Copy each line below as it stands, but skip any picture it contains.
Provided records below:
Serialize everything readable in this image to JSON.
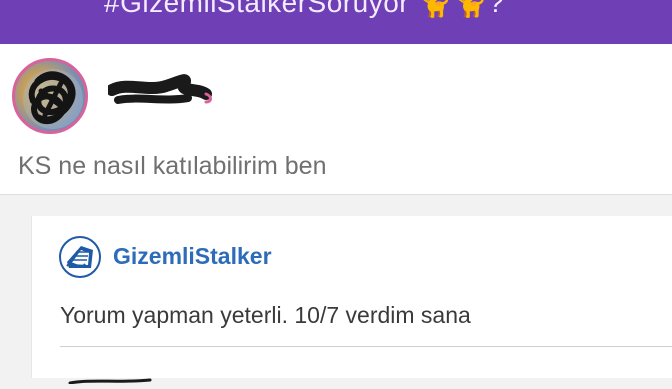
{
  "header": {
    "title": "#GizemliStalkerSoruyor 🐈🐈?",
    "background": "#6f3fb5"
  },
  "post": {
    "avatar_icon": "user-avatar-scribbled",
    "username_icon": "redacted-username",
    "text": "KS ne nasıl katılabilirim ben"
  },
  "reply": {
    "avatar_icon": "gizemlistalker-avatar",
    "username": "GizemliStalker",
    "username_color": "#2c6cb8",
    "text": "Yorum yapman yeterli. 10/7 verdim sana"
  }
}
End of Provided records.
- _Answer_:
Serialize everything readable in this image to JSON.
{
  "header": {
    "title": "#GizemliStalkerSoruyor 🐈🐈?",
    "background": "#6f3fb5"
  },
  "post": {
    "avatar_icon": "user-avatar-scribbled",
    "username_icon": "redacted-username",
    "text": "KS ne nasıl katılabilirim ben"
  },
  "reply": {
    "avatar_icon": "gizemlistalker-avatar",
    "username": "GizemliStalker",
    "username_color": "#2c6cb8",
    "text": "Yorum yapman yeterli. 10/7 verdim sana"
  }
}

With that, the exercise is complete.